New Year’s Is Coming, But I’m Already Over My Share Of Parties


Just a few more days until the worldwide party that is New Year’s Eve.

I’m not sure I’m up for it. I mean, I already attended two parties last week, not counting Christmas.

The first party was held at the Loews Hotel in Kansas City. It’s a soaring building in the heart of downtown, and the restaurant’s wall of windows oversees it all — the holiday lights, the bustling traffic, the nighttime sky. It was quite impressive.

There were 12 of us, and we were seated at a banquette facing a copper-topped table. We were feeling quite special because our host is friends with the chef, a really nice guy, whom I believe is Michelin-rated with a bunch of stars or something — not that he was wearing them on his puffy white hat or anything, like I would have if I had been awarded a bunch of stars.

At any rate, our host’s daughter was celebrating turning nine-going-on-21, so this was a semi-formal affair, as per her wishes. All the little girls were dressed in glittery dresses and tights, which they would occasionally hike up by grabbing their crotches in the lobby (age 9), then talk about boys (age 21).

So the chef had come out of the kitchen on this very busy night to explain each of his special dishes to us — from where the meats and vegetables had been locally sourced, from which countries he’d procured the various spices, etc. — and one of the little girls raises her hand to ask a question. “How adorable!” I thought. “How mature! How engaged!”

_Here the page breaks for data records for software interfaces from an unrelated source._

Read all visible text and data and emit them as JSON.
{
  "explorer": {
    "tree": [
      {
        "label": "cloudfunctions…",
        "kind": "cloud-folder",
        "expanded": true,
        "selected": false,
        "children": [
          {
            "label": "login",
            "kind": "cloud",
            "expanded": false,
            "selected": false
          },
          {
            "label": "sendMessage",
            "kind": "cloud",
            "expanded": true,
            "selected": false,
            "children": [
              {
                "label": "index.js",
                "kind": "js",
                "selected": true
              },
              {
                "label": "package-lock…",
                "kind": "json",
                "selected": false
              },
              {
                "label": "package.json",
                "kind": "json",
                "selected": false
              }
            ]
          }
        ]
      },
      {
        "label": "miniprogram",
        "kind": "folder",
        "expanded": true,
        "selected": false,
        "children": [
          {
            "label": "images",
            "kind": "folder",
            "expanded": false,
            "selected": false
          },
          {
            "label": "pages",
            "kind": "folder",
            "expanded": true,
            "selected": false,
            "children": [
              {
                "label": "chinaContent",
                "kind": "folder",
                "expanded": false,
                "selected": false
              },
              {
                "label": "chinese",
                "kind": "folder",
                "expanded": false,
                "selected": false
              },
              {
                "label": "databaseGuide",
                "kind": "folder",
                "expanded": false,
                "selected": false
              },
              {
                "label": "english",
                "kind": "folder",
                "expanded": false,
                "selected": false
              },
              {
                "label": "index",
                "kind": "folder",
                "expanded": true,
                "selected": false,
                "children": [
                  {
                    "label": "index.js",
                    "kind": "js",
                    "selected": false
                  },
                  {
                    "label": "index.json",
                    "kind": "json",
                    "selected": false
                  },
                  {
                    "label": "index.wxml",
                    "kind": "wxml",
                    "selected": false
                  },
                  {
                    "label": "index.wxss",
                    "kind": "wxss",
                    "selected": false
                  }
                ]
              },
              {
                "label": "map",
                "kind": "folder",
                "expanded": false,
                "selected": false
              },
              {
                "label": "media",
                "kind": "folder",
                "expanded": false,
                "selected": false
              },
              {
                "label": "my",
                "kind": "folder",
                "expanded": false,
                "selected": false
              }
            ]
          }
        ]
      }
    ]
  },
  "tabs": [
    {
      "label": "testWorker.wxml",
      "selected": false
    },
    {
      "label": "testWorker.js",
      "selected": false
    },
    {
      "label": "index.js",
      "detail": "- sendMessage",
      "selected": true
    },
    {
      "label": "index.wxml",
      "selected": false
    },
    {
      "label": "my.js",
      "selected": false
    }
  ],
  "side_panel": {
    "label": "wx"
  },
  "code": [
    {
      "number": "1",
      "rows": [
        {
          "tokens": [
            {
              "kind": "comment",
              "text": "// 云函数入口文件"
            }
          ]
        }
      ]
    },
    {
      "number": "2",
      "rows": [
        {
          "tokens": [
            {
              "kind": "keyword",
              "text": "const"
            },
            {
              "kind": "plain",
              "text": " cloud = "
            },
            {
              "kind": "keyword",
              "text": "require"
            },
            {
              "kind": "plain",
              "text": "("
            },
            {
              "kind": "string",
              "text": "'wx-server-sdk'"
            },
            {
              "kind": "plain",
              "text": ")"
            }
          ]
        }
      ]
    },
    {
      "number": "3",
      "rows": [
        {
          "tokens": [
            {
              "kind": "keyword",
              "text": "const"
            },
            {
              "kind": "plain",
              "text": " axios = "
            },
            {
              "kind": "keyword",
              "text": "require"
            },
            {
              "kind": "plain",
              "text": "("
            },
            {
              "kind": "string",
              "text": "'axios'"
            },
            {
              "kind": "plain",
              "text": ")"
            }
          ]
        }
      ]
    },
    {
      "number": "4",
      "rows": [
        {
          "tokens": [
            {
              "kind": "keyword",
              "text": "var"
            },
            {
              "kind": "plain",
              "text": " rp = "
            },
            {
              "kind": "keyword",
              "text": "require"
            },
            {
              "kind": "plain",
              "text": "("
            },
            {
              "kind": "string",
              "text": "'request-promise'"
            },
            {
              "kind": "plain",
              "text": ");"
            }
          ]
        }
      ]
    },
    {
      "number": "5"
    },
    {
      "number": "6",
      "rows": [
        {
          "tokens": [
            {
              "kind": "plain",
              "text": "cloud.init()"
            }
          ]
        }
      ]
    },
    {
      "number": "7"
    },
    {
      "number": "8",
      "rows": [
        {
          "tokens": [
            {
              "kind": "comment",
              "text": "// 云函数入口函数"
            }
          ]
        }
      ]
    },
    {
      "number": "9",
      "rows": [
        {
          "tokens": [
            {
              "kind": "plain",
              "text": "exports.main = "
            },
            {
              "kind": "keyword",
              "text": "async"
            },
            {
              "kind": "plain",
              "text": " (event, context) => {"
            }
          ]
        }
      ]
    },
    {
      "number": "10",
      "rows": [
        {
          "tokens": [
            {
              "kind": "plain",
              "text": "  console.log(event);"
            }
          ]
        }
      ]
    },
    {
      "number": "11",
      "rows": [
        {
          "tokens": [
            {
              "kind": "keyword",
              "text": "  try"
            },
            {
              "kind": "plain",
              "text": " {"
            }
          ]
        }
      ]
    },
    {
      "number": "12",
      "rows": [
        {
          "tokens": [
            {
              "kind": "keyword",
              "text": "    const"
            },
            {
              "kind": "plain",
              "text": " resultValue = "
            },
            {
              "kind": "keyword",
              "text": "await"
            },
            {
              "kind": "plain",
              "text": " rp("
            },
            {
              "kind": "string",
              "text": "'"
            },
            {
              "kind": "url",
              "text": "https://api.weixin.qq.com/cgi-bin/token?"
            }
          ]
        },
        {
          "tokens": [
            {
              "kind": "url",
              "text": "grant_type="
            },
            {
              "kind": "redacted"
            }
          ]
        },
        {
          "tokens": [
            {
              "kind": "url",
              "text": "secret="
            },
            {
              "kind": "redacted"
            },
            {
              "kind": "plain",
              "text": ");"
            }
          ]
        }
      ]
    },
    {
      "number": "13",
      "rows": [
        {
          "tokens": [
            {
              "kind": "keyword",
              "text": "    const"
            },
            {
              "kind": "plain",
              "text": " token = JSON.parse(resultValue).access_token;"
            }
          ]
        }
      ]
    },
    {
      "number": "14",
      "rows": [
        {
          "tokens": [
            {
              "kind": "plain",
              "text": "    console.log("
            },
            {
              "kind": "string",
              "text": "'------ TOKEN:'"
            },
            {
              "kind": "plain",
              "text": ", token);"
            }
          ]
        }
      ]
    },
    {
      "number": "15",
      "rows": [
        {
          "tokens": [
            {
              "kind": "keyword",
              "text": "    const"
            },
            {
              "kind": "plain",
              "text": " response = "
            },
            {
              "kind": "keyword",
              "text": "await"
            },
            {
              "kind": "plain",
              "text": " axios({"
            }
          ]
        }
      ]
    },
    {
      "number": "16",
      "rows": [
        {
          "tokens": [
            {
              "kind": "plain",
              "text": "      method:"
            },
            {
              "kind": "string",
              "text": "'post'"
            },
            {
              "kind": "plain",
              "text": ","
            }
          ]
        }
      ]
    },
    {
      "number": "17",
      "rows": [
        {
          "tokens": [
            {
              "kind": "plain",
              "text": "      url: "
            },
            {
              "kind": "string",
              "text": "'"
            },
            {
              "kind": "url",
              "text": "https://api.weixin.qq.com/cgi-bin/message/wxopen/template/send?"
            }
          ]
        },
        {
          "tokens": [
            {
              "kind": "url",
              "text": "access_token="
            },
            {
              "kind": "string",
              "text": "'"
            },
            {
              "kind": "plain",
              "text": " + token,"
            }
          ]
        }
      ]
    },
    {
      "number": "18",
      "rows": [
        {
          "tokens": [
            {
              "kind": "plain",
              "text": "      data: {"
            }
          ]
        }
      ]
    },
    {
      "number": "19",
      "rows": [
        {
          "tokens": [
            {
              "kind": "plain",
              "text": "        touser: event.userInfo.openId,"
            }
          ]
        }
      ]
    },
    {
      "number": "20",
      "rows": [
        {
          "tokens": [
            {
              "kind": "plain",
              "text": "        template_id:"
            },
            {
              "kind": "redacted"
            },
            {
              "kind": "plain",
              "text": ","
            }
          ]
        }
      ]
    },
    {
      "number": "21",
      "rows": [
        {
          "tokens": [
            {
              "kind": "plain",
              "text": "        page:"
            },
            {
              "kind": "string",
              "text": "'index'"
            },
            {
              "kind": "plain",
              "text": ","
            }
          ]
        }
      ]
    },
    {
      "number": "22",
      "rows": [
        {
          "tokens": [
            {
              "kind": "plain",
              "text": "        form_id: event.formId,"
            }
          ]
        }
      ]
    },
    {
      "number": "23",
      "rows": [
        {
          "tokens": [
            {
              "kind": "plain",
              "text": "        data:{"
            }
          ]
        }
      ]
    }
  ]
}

“Yes?” the chef asked, pausing in his dissertation and nodding her way.

“Can I get a straw?”

Age 9 again. Yet it was the high point of the evening for me. It was hilarious. (And, yes, the fancy chef dashed off to fetch a straw, despite the presence of several waiters and busboys nearby, earning him at least one more star in my book.)

The other party was equally high-brow, held at the mansion home of my daughter’s employer. I’m still not entirely sure why I was invited, except people seem to like me.

The invitation came on short notice, however, when her boss heard I was in town. I, of course, was rooting around a dusty antiques store when the call came in.

“My boss wants you here,” my daughter whispered. “I’ll text you the address.”

“But… but…”


Luckily for me, I was dressed all in black, which, as every woman knows, can be dressed up with the mere addition of a jacket or scarf. Amazingly, I found a vintage jacket in my size right there in the shop, purchased it, piled my hair on top my head, renewed my lipstick and I was off.

Here’s where I don’t fit in — any place where the conversation turns to the tragedy of losing one’s Rolex in the airport at Dubai. I’m not even sure how to spell Dubai. Amazingly, the watch was found, squashed by traffic, just outside baggage claim and was turned in to the lost and found. That is a Christmas miracle.

Fortunately, the conversation soon turned to Hershey, Pennsylvania, and if anyone knows how to spell Hershey, it’s me. I had even been there and was able to knowingly add that the street lights are shaped like Hershey’s kisses on top. People humored me by looking in my direction but they were quizzically nodding, wondering why the subject of street lights had been tossed into a discussion of corporate culture. Then I shut up.

And now New Year’s is coming, but I’m not sure I can stand the stress of another party. I don’t have anything to wear, and I don’t have anything important enough to talk about. So I’m going to stay home. Unless, of course, I get invited somewhere.